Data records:

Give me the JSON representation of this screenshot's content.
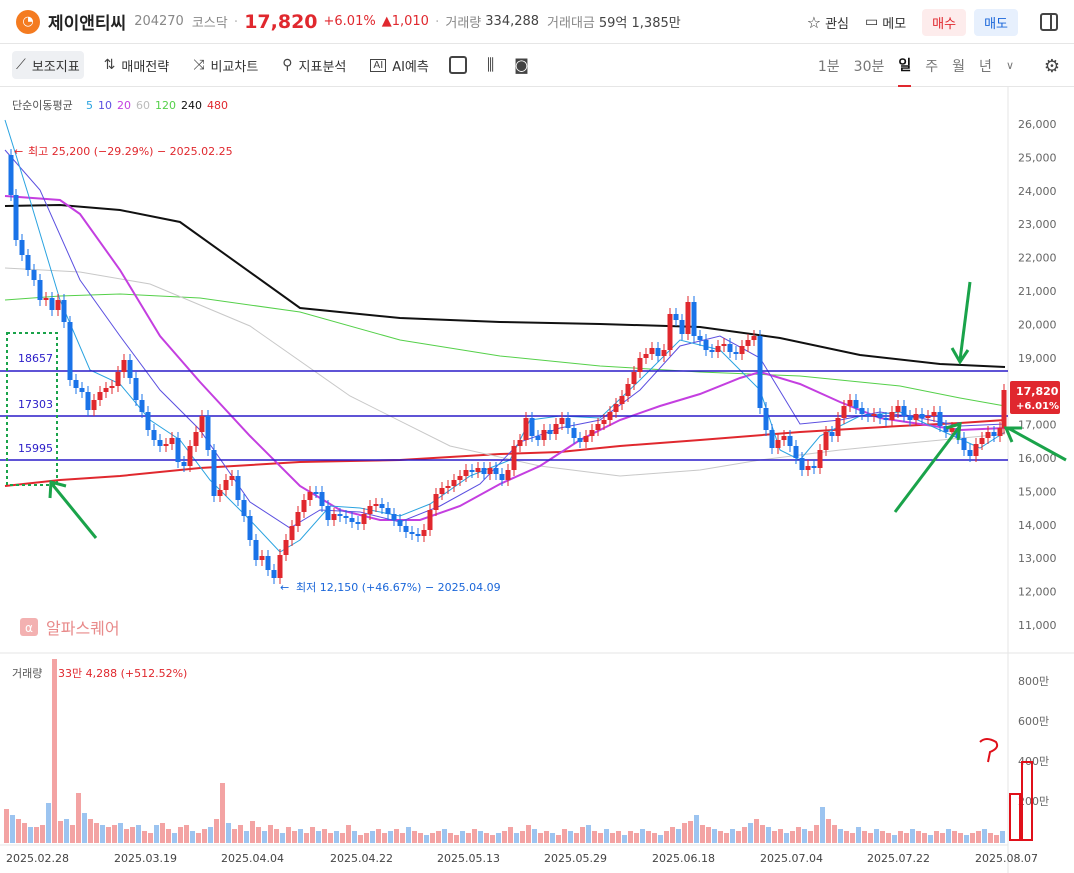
{
  "header": {
    "logo_glyph": "◔",
    "name": "제이앤티씨",
    "code": "204270",
    "market": "코스닥",
    "price": "17,820",
    "change_pct": "+6.01%",
    "change_amt": "▲1,010",
    "volume_label": "거래량",
    "volume_value": "334,288",
    "amount_label": "거래대금",
    "amount_value": "59억 1,385만",
    "watch_label": "관심",
    "memo_label": "메모",
    "buy_label": "매수",
    "sell_label": "매도"
  },
  "toolbar": {
    "tools": [
      "보조지표",
      "매매전략",
      "비교차트",
      "지표분석",
      "AI예측"
    ],
    "periods": [
      "1분",
      "30분",
      "일",
      "주",
      "월",
      "년"
    ],
    "active_period": "일"
  },
  "legend": {
    "ma_label": "단순이동평균",
    "ma_periods": [
      "5",
      "10",
      "20",
      "60",
      "120",
      "240",
      "480"
    ],
    "ma_colors": [
      "#2aa3e0",
      "#5b4fe0",
      "#c43fe0",
      "#bbbbbb",
      "#55d04a",
      "#111111",
      "#e0282e"
    ]
  },
  "annotations": {
    "high": "최고 25,200 (−29.29%) − 2025.02.25",
    "low": "최저 12,150 (+46.67%) − 2025.04.09",
    "watermark": "알파스퀘어",
    "level_labels": [
      "18657",
      "17303",
      "15995"
    ],
    "price_tag_value": "17,820",
    "price_tag_pct": "+6.01%"
  },
  "volume": {
    "label": "거래량",
    "value": "33만 4,288 (+512.52%)",
    "axis_labels": [
      "800만",
      "600만",
      "400만",
      "200만"
    ]
  },
  "chart_data": {
    "type": "candlestick",
    "y_axis_labels": [
      "26,000",
      "25,000",
      "24,000",
      "23,000",
      "22,000",
      "21,000",
      "20,000",
      "19,000",
      "18,000",
      "17,000",
      "16,000",
      "15,000",
      "14,000",
      "13,000",
      "12,000",
      "11,000"
    ],
    "x_axis_labels": [
      "2025.02.28",
      "2025.03.19",
      "2025.04.04",
      "2025.04.22",
      "2025.05.13",
      "2025.05.29",
      "2025.06.18",
      "2025.07.04",
      "2025.07.22",
      "2025.08.07"
    ],
    "levels": [
      18657,
      17303,
      15995
    ],
    "last_price": 17820,
    "high": 25200,
    "low": 12150
  }
}
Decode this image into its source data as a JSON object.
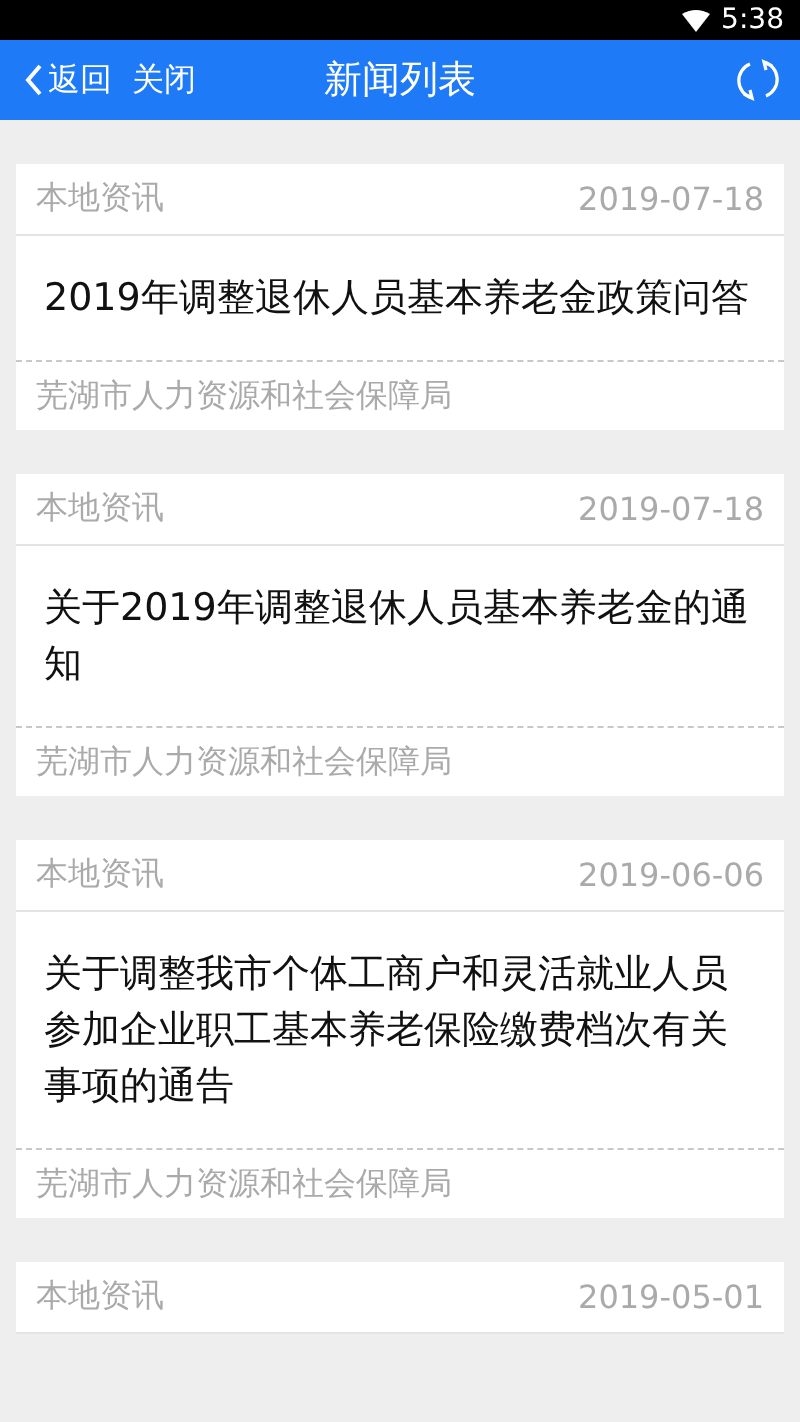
{
  "status_bar": {
    "time": "5:38"
  },
  "header": {
    "back": "返回",
    "close": "关闭",
    "title": "新闻列表"
  },
  "news": [
    {
      "category": "本地资讯",
      "date": "2019-07-18",
      "title": "2019年调整退休人员基本养老金政策问答",
      "source": "芜湖市人力资源和社会保障局"
    },
    {
      "category": "本地资讯",
      "date": "2019-07-18",
      "title": "关于2019年调整退休人员基本养老金的通知",
      "source": "芜湖市人力资源和社会保障局"
    },
    {
      "category": "本地资讯",
      "date": "2019-06-06",
      "title": "关于调整我市个体工商户和灵活就业人员参加企业职工基本养老保险缴费档次有关事项的通告",
      "source": "芜湖市人力资源和社会保障局"
    },
    {
      "category": "本地资讯",
      "date": "2019-05-01"
    }
  ]
}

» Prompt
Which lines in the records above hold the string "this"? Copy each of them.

» Response
Give me the JSON representation of this screenshot's content.
Decode this image into its source data as a JSON object.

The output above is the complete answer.